**Instructions to follow**
Take every line of the material and reproduce it exactly.

**Exercise data**
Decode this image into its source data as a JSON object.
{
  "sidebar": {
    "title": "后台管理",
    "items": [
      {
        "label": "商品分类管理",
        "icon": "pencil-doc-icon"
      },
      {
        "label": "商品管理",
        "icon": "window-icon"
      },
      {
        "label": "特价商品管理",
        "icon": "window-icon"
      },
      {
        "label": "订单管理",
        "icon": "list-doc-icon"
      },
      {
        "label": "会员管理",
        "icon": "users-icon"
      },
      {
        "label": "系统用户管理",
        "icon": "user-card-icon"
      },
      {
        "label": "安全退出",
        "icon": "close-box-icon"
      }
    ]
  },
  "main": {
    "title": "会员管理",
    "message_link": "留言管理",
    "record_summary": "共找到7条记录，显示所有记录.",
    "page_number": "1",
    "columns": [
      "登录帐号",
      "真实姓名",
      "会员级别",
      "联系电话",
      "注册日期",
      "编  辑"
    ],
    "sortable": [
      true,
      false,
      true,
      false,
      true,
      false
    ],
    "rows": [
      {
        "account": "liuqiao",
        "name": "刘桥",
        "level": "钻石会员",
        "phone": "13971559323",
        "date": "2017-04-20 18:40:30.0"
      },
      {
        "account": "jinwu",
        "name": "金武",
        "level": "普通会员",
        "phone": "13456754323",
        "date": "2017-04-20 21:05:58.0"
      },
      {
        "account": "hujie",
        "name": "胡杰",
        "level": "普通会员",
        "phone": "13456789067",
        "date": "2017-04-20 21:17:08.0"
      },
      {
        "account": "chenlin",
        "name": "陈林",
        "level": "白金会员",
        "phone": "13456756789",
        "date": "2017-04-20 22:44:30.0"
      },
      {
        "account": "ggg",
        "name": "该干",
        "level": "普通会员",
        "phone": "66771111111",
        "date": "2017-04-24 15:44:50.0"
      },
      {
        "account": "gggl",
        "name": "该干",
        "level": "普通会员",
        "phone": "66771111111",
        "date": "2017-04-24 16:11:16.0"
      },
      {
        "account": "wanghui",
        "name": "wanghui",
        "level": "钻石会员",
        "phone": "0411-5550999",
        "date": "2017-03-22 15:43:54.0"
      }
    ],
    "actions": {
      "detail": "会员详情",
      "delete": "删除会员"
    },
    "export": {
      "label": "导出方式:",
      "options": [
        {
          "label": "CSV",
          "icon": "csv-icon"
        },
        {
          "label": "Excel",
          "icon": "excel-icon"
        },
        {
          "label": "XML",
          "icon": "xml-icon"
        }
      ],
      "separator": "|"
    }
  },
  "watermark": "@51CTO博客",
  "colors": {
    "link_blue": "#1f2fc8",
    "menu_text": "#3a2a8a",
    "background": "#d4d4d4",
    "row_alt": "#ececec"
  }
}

**Solution for this exercise**
Decode this image into its source data as a JSON object.
{
  "sidebar": {
    "title": "后台管理",
    "items": [
      {
        "label": "商品分类管理",
        "icon": "pencil-doc-icon"
      },
      {
        "label": "商品管理",
        "icon": "window-icon"
      },
      {
        "label": "特价商品管理",
        "icon": "window-icon"
      },
      {
        "label": "订单管理",
        "icon": "list-doc-icon"
      },
      {
        "label": "会员管理",
        "icon": "users-icon"
      },
      {
        "label": "系统用户管理",
        "icon": "user-card-icon"
      },
      {
        "label": "安全退出",
        "icon": "close-box-icon"
      }
    ]
  },
  "main": {
    "title": "会员管理",
    "message_link": "留言管理",
    "record_summary": "共找到7条记录，显示所有记录.",
    "page_number": "1",
    "columns": [
      "登录帐号",
      "真实姓名",
      "会员级别",
      "联系电话",
      "注册日期",
      "编  辑"
    ],
    "sortable": [
      true,
      false,
      true,
      false,
      true,
      false
    ],
    "rows": [
      {
        "account": "liuqiao",
        "name": "刘桥",
        "level": "钻石会员",
        "phone": "13971559323",
        "date": "2017-04-20 18:40:30.0"
      },
      {
        "account": "jinwu",
        "name": "金武",
        "level": "普通会员",
        "phone": "13456754323",
        "date": "2017-04-20 21:05:58.0"
      },
      {
        "account": "hujie",
        "name": "胡杰",
        "level": "普通会员",
        "phone": "13456789067",
        "date": "2017-04-20 21:17:08.0"
      },
      {
        "account": "chenlin",
        "name": "陈林",
        "level": "白金会员",
        "phone": "13456756789",
        "date": "2017-04-20 22:44:30.0"
      },
      {
        "account": "ggg",
        "name": "该干",
        "level": "普通会员",
        "phone": "66771111111",
        "date": "2017-04-24 15:44:50.0"
      },
      {
        "account": "gggl",
        "name": "该干",
        "level": "普通会员",
        "phone": "66771111111",
        "date": "2017-04-24 16:11:16.0"
      },
      {
        "account": "wanghui",
        "name": "wanghui",
        "level": "钻石会员",
        "phone": "0411-5550999",
        "date": "2017-03-22 15:43:54.0"
      }
    ],
    "actions": {
      "detail": "会员详情",
      "delete": "删除会员"
    },
    "export": {
      "label": "导出方式:",
      "options": [
        {
          "label": "CSV",
          "icon": "csv-icon"
        },
        {
          "label": "Excel",
          "icon": "excel-icon"
        },
        {
          "label": "XML",
          "icon": "xml-icon"
        }
      ],
      "separator": "|"
    }
  },
  "watermark": "@51CTO博客",
  "colors": {
    "link_blue": "#1f2fc8",
    "menu_text": "#3a2a8a",
    "background": "#d4d4d4",
    "row_alt": "#ececec"
  }
}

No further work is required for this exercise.